Instead of the usual la petite mort and falling asleep, or basking in post-coital bliss, some men may be feeling sad, irritable and even a little tearful after sex.
Researchers from Australia, whose study was published in the Journal of Sex & Marital Therapy, says that this is a condition known as Postcoital Dysphoria (PCD). The team from Queensland University of Technology (QUT) conducted this world-first study and surveyed men from Australia, the US, the UK, Russia, New Zealand and Germany.
The result is in. This isn’t an uncommon condition – 41% of those surveyed reported experiencing PCD at some point in their lives and of those 20% say they’ve had sad post-coital blues as recently as four weeks ago. Three to four percent suffered from PCD on a regular basis.

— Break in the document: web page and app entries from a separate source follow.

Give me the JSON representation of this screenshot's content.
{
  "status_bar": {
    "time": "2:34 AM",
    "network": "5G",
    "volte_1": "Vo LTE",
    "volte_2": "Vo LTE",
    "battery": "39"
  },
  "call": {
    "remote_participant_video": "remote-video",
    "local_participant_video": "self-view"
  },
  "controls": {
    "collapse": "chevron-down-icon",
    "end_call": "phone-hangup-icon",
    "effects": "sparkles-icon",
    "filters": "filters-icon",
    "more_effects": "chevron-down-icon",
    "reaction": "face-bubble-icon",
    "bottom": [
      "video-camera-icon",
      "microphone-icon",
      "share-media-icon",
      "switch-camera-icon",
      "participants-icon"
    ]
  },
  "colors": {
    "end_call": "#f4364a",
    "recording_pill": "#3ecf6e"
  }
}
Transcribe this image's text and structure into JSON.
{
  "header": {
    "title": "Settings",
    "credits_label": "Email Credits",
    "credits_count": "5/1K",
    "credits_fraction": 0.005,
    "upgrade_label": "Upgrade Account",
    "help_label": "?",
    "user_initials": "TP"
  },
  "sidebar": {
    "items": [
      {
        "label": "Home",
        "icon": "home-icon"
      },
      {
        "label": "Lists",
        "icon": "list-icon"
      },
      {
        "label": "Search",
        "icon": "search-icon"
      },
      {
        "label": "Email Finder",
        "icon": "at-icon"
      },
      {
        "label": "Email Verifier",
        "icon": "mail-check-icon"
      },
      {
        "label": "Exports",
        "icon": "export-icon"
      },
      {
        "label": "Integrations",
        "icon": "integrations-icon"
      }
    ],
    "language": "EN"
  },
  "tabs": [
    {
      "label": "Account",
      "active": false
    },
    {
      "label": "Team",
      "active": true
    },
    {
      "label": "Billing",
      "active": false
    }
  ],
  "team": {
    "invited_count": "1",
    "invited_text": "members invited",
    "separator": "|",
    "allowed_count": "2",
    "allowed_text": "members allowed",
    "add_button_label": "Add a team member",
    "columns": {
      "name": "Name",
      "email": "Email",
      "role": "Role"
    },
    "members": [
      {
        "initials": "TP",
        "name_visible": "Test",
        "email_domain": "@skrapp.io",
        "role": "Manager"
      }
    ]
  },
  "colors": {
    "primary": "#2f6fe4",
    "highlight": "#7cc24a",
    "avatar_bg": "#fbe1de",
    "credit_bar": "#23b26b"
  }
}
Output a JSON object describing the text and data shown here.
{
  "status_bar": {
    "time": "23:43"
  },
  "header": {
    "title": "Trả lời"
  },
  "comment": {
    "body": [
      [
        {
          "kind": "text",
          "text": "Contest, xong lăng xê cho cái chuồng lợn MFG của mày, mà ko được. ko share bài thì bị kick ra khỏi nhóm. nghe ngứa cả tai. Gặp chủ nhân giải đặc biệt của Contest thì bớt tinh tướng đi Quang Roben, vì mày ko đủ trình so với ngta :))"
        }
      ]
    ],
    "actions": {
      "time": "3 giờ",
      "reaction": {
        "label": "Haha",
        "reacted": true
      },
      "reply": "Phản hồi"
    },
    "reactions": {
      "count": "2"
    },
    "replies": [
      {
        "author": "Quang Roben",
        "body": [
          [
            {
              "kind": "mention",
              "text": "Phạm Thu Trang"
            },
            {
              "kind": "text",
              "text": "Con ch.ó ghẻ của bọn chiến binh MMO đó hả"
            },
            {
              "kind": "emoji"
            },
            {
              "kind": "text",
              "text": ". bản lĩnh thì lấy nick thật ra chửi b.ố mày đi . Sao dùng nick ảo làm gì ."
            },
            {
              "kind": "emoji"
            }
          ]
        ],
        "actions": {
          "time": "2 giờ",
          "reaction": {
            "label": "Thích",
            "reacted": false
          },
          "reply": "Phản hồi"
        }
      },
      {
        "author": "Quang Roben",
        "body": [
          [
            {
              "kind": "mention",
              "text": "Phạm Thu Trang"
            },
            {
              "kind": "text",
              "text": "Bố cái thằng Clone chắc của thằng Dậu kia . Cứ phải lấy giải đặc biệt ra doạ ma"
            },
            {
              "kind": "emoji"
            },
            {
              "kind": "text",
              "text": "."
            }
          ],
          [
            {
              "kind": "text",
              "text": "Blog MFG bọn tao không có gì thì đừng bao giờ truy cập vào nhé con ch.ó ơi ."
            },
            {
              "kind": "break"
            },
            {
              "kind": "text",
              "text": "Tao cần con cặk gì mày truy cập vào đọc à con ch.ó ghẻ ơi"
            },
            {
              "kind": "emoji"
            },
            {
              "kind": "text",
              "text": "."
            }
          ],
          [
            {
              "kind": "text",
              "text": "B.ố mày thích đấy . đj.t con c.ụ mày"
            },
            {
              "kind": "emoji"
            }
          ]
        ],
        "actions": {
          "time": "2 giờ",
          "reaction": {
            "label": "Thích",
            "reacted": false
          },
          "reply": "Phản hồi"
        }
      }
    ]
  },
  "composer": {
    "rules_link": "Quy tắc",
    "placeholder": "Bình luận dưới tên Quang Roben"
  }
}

The study’s co-author Joel Maczkowiack says that the comments they got from the men ranged from, “I don’t want to be touched and want to be left alone” to “I feel unsatisfied, annoyed and very fidgety. All I really want is to leave and distract myself from everything I participated in.”
Another described feeling “emotionless and empty” in contrast to the men who experienced the post-coital experience positively, and used descriptors such as a “feeling of well-being, satisfaction, contentment” and “closeness to their partner,” Maczkowiack says.
Although PCD has been recognised in women, no studies have previously identified the condition among men.
This may mean that men’s sexual experiences may be more complex than what is commonly thought, or portrayed in movies. Co-author Professor Robert Schweitzer certainly thinks so. “The experience of the resolution phase remains a bit of a mystery and is therefore poorly understood,” says the professor. “It is commonly believed that males and females experience a range of positive emotions including contentment and relaxation immediately following consensual sexual activity,” he adds.
“Yet previous studies on the PCD experience of females showed that a similar proportion of females had experienced PCD on a regular basis. As with the men in this new study, it is not well understood. We would speculate that the reasons are multifactorial, including both biological and psychological factors.”
Needless to say, having PCD can be problematic for the relationship, but there may be ways to avoid this.
“It has, for example, been established that couples who engage in talking, kissing, and cuddling following sexual activity report greater sexual and relationship satisfaction, demonstrating that the resolution phase is important for bonding and intimacy,” says Maczkowiack.
“So the negative affective state which defines PCD has potential to cause distress to the individual, as well as the partner, disrupt important relationship processes, and contribute to distress and conflict within the relationship, and impact upon sexual and relationship functioning.”
Source: AFP Relaxnews